### Required action
Below are some records; reproduce them exactly.

[[ Task data open ]]

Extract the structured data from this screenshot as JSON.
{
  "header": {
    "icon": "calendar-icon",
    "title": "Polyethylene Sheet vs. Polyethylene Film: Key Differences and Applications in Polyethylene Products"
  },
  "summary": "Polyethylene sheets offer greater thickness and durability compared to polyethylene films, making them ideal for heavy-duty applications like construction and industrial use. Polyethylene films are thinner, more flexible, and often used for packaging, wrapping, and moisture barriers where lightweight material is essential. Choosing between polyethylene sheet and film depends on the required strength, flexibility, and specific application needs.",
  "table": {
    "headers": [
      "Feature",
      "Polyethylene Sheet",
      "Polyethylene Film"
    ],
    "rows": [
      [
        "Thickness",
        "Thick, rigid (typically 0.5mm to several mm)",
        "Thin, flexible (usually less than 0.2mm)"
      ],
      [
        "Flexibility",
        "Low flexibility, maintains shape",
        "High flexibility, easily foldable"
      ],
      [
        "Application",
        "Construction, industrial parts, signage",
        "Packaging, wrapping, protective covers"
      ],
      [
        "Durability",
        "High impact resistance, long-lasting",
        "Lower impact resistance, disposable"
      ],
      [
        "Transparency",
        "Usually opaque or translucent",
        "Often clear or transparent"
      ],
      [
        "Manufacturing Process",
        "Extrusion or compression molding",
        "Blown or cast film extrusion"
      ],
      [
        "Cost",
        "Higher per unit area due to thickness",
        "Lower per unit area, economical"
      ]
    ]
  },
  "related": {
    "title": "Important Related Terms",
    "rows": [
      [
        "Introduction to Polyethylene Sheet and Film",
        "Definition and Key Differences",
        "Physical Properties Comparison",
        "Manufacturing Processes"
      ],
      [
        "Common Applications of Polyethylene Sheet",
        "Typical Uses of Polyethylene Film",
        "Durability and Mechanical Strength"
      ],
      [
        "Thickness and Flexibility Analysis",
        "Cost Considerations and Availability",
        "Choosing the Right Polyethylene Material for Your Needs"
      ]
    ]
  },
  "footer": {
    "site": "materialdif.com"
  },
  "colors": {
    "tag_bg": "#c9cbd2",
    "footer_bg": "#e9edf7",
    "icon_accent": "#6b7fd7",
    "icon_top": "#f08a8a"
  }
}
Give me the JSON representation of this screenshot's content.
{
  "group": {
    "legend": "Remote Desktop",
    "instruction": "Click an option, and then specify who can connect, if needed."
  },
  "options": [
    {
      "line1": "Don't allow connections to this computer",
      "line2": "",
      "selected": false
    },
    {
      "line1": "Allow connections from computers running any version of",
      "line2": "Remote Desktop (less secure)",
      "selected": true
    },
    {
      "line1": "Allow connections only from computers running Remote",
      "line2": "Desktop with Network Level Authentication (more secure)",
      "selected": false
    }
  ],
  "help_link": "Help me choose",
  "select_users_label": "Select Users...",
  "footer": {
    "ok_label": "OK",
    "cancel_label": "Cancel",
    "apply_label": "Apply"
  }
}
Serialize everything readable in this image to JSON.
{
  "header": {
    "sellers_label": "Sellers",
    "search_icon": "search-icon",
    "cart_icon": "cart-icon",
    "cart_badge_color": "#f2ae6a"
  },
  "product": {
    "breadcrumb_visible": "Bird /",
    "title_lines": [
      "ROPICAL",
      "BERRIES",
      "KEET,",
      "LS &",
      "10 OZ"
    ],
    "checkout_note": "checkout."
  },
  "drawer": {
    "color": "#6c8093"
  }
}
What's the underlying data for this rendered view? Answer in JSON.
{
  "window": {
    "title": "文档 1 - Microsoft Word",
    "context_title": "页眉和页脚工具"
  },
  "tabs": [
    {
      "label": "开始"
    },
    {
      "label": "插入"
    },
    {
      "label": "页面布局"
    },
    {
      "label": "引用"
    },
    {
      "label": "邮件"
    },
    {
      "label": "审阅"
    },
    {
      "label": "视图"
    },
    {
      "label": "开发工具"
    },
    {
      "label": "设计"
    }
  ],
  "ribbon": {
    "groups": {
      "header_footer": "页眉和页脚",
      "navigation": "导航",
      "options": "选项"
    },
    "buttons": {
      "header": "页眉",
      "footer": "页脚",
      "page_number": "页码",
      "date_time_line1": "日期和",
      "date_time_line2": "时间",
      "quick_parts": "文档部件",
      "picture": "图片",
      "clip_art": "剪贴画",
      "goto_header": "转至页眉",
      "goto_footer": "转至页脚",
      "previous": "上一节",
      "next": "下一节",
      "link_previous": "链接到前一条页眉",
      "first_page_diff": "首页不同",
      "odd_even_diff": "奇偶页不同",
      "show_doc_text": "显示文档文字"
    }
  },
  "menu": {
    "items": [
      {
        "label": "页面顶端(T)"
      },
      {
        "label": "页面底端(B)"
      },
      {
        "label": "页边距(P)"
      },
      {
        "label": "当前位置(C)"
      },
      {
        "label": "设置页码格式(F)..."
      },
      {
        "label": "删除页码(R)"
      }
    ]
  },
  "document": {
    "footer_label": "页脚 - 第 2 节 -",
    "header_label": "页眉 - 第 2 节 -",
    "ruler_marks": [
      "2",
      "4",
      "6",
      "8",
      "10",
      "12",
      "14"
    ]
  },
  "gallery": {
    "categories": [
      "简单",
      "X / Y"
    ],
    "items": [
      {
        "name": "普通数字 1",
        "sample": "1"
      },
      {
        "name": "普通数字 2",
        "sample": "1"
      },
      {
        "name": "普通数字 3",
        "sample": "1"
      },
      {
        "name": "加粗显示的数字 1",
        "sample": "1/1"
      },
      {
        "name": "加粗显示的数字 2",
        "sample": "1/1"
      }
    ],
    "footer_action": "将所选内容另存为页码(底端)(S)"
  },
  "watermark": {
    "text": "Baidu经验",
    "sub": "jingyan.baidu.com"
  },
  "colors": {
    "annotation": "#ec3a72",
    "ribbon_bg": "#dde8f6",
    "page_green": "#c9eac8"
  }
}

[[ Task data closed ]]

### Response area
Extract the structured data from this screenshot as JSON.
{
  "header": {
    "icon": "calendar-icon",
    "title": "Polyethylene Sheet vs. Polyethylene Film: Key Differences and Applications in Polyethylene Products"
  },
  "summary": "Polyethylene sheets offer greater thickness and durability compared to polyethylene films, making them ideal for heavy-duty applications like construction and industrial use. Polyethylene films are thinner, more flexible, and often used for packaging, wrapping, and moisture barriers where lightweight material is essential. Choosing between polyethylene sheet and film depends on the required strength, flexibility, and specific application needs.",
  "table": {
    "headers": [
      "Feature",
      "Polyethylene Sheet",
      "Polyethylene Film"
    ],
    "rows": [
      [
        "Thickness",
        "Thick, rigid (typically 0.5mm to several mm)",
        "Thin, flexible (usually less than 0.2mm)"
      ],
      [
        "Flexibility",
        "Low flexibility, maintains shape",
        "High flexibility, easily foldable"
      ],
      [
        "Application",
        "Construction, industrial parts, signage",
        "Packaging, wrapping, protective covers"
      ],
      [
        "Durability",
        "High impact resistance, long-lasting",
        "Lower impact resistance, disposable"
      ],
      [
        "Transparency",
        "Usually opaque or translucent",
        "Often clear or transparent"
      ],
      [
        "Manufacturing Process",
        "Extrusion or compression molding",
        "Blown or cast film extrusion"
      ],
      [
        "Cost",
        "Higher per unit area due to thickness",
        "Lower per unit area, economical"
      ]
    ]
  },
  "related": {
    "title": "Important Related Terms",
    "rows": [
      [
        "Introduction to Polyethylene Sheet and Film",
        "Definition and Key Differences",
        "Physical Properties Comparison",
        "Manufacturing Processes"
      ],
      [
        "Common Applications of Polyethylene Sheet",
        "Typical Uses of Polyethylene Film",
        "Durability and Mechanical Strength"
      ],
      [
        "Thickness and Flexibility Analysis",
        "Cost Considerations and Availability",
        "Choosing the Right Polyethylene Material for Your Needs"
      ]
    ]
  },
  "footer": {
    "site": "materialdif.com"
  },
  "colors": {
    "tag_bg": "#c9cbd2",
    "footer_bg": "#e9edf7",
    "icon_accent": "#6b7fd7",
    "icon_top": "#f08a8a"
  }
}
Give me the JSON representation of this screenshot's content.
{
  "group": {
    "legend": "Remote Desktop",
    "instruction": "Click an option, and then specify who can connect, if needed."
  },
  "options": [
    {
      "line1": "Don't allow connections to this computer",
      "line2": "",
      "selected": false
    },
    {
      "line1": "Allow connections from computers running any version of",
      "line2": "Remote Desktop (less secure)",
      "selected": true
    },
    {
      "line1": "Allow connections only from computers running Remote",
      "line2": "Desktop with Network Level Authentication (more secure)",
      "selected": false
    }
  ],
  "help_link": "Help me choose",
  "select_users_label": "Select Users...",
  "footer": {
    "ok_label": "OK",
    "cancel_label": "Cancel",
    "apply_label": "Apply"
  }
}
Serialize everything readable in this image to JSON.
{
  "header": {
    "sellers_label": "Sellers",
    "search_icon": "search-icon",
    "cart_icon": "cart-icon",
    "cart_badge_color": "#f2ae6a"
  },
  "product": {
    "breadcrumb_visible": "Bird /",
    "title_lines": [
      "ROPICAL",
      "BERRIES",
      "KEET,",
      "LS &",
      "10 OZ"
    ],
    "checkout_note": "checkout."
  },
  "drawer": {
    "color": "#6c8093"
  }
}
What's the underlying data for this rendered view? Answer in JSON.
{
  "window": {
    "title": "文档 1 - Microsoft Word",
    "context_title": "页眉和页脚工具"
  },
  "tabs": [
    {
      "label": "开始"
    },
    {
      "label": "插入"
    },
    {
      "label": "页面布局"
    },
    {
      "label": "引用"
    },
    {
      "label": "邮件"
    },
    {
      "label": "审阅"
    },
    {
      "label": "视图"
    },
    {
      "label": "开发工具"
    },
    {
      "label": "设计"
    }
  ],
  "ribbon": {
    "groups": {
      "header_footer": "页眉和页脚",
      "navigation": "导航",
      "options": "选项"
    },
    "buttons": {
      "header": "页眉",
      "footer": "页脚",
      "page_number": "页码",
      "date_time_line1": "日期和",
      "date_time_line2": "时间",
      "quick_parts": "文档部件",
      "picture": "图片",
      "clip_art": "剪贴画",
      "goto_header": "转至页眉",
      "goto_footer": "转至页脚",
      "previous": "上一节",
      "next": "下一节",
      "link_previous": "链接到前一条页眉",
      "first_page_diff": "首页不同",
      "odd_even_diff": "奇偶页不同",
      "show_doc_text": "显示文档文字"
    }
  },
  "menu": {
    "items": [
      {
        "label": "页面顶端(T)"
      },
      {
        "label": "页面底端(B)"
      },
      {
        "label": "页边距(P)"
      },
      {
        "label": "当前位置(C)"
      },
      {
        "label": "设置页码格式(F)..."
      },
      {
        "label": "删除页码(R)"
      }
    ]
  },
  "document": {
    "footer_label": "页脚 - 第 2 节 -",
    "header_label": "页眉 - 第 2 节 -",
    "ruler_marks": [
      "2",
      "4",
      "6",
      "8",
      "10",
      "12",
      "14"
    ]
  },
  "gallery": {
    "categories": [
      "简单",
      "X / Y"
    ],
    "items": [
      {
        "name": "普通数字 1",
        "sample": "1"
      },
      {
        "name": "普通数字 2",
        "sample": "1"
      },
      {
        "name": "普通数字 3",
        "sample": "1"
      },
      {
        "name": "加粗显示的数字 1",
        "sample": "1/1"
      },
      {
        "name": "加粗显示的数字 2",
        "sample": "1/1"
      }
    ],
    "footer_action": "将所选内容另存为页码(底端)(S)"
  },
  "watermark": {
    "text": "Baidu经验",
    "sub": "jingyan.baidu.com"
  },
  "colors": {
    "annotation": "#ec3a72",
    "ribbon_bg": "#dde8f6",
    "page_green": "#c9eac8"
  }
}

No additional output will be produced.